*PROBLEM DESCRIPTION*
For every line in the data below, check for the word "structure", then state how many lines have it. Answer with the number only.

START EXTRACTED INFORMATION

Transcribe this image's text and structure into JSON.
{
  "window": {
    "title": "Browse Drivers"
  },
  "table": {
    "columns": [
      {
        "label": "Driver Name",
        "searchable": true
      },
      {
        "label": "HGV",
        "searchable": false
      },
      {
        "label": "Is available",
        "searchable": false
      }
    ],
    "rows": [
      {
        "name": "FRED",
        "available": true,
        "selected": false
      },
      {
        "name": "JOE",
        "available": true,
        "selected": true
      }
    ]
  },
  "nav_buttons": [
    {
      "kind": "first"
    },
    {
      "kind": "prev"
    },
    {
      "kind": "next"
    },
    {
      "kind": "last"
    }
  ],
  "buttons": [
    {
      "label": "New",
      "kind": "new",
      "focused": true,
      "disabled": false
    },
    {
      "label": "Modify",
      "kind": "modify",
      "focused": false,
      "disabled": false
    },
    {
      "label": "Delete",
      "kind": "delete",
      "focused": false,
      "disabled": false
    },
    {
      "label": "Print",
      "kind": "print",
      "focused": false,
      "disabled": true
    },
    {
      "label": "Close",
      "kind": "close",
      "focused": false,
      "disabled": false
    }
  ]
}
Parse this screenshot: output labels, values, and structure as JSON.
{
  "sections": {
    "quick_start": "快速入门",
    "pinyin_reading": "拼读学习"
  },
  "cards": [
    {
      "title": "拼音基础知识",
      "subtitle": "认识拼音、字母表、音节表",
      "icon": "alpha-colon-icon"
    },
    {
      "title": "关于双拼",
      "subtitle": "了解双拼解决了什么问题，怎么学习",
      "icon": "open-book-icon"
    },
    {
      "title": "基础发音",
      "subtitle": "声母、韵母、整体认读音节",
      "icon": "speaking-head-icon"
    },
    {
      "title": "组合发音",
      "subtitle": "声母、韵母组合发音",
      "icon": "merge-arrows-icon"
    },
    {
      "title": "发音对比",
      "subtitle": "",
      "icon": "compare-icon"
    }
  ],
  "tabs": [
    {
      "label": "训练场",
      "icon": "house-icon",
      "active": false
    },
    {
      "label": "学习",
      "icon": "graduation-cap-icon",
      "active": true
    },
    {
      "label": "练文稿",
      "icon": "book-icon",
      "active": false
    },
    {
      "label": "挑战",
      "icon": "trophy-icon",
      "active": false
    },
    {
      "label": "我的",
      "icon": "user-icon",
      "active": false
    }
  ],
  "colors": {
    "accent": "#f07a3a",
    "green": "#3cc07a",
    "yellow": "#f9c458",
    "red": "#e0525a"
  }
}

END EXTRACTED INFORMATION

*YOUR SOLUTION*
2